We had a blast! Yes it was crazy and we had no idea what we were doing but we committed and made it happen. We started to connect with fellow artists and gained something intangible in the process, self worth. Our art had been for us and those close to us, but after that event people purchased our art because they wanted to. To us this was astonishing. We produced art “good enough” to buy. This began the various events, Art, and experiences that ultimately has led to where we are today.
Through the many events, not only have we gained our passion back and some of that self confidence, something happened that I did not expect, we were inspiring others to create.
It started first with our families. People who haven’t consistently drawn or even picked up their pencil for years, started drawing again. One found a new art medium where he can grow and create amazing images. Children began to color and create more frequently as well. Another has tapped into his artwork to battle negative thoughts. The movement has been ignited.
Beyond our inner circle, we inspire and empower. I remember an moment specifically, I was working on a construction job site as an inspector and working with a soils crew. On that crew there was a talented gentleman. He enjoyed seeing in my art and liked to see new pieces or what I was sketching in my truck at times. He himself, has been struggling some heavy feats with alcoholism and other demons. One day he asked if I wanted to see his paintings. I said, “of course I want to see your art work!” His expression and happiness showing his creativity and positive outlet was so moving and enlightening. He commented that seeing me draw in my work truck on his job site and other work I have shown him has inspired him to create more. That right there, gave me my purpose in life!
We all struggle with our self doubt and personal demons, whether they be mental, physical or emotional. I have found that my art has helped keep me level headed, most of the time, and not to dwell on the negative. Yes some days just suck and become overwhelming and that’s when I focus on creating something and I know it’s ok to have bad days. I rather make art that may seem dark to some but reflect my feelings than to self harm by either physical or chemical means.
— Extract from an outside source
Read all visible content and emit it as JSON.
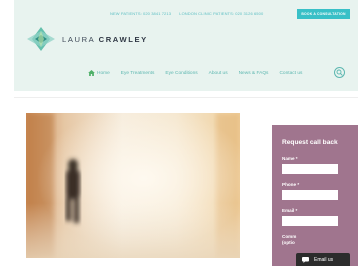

These stories are only a few that have touched my life but I want to give people the hope they have within themselves that everything will be ok and life doesn’t suck that bad. People who look deep into their creative side end up using the time normally wasted on mindless activities to create and connect with themselves. I rather we make art from our pain and struggles than to damage ourselves and our creativity.
Yes I think scars can remind us of where we have been and our experiences but I also know they can sometime relinquish more of that negative feeling that made them in the first place. This is the idea behind Art Not Scars and I want anyone who wants or needs our services to create their art to be able to access and obtain all they need. This is why we are a not for profit and try to supply artist with the tools they need to succeed. We can create a better world by creating art, healing ourselves, and becoming a community again.
– Konnie Chamberlain, founder and artist of KCC Graphix, co-founder of Art Not Scars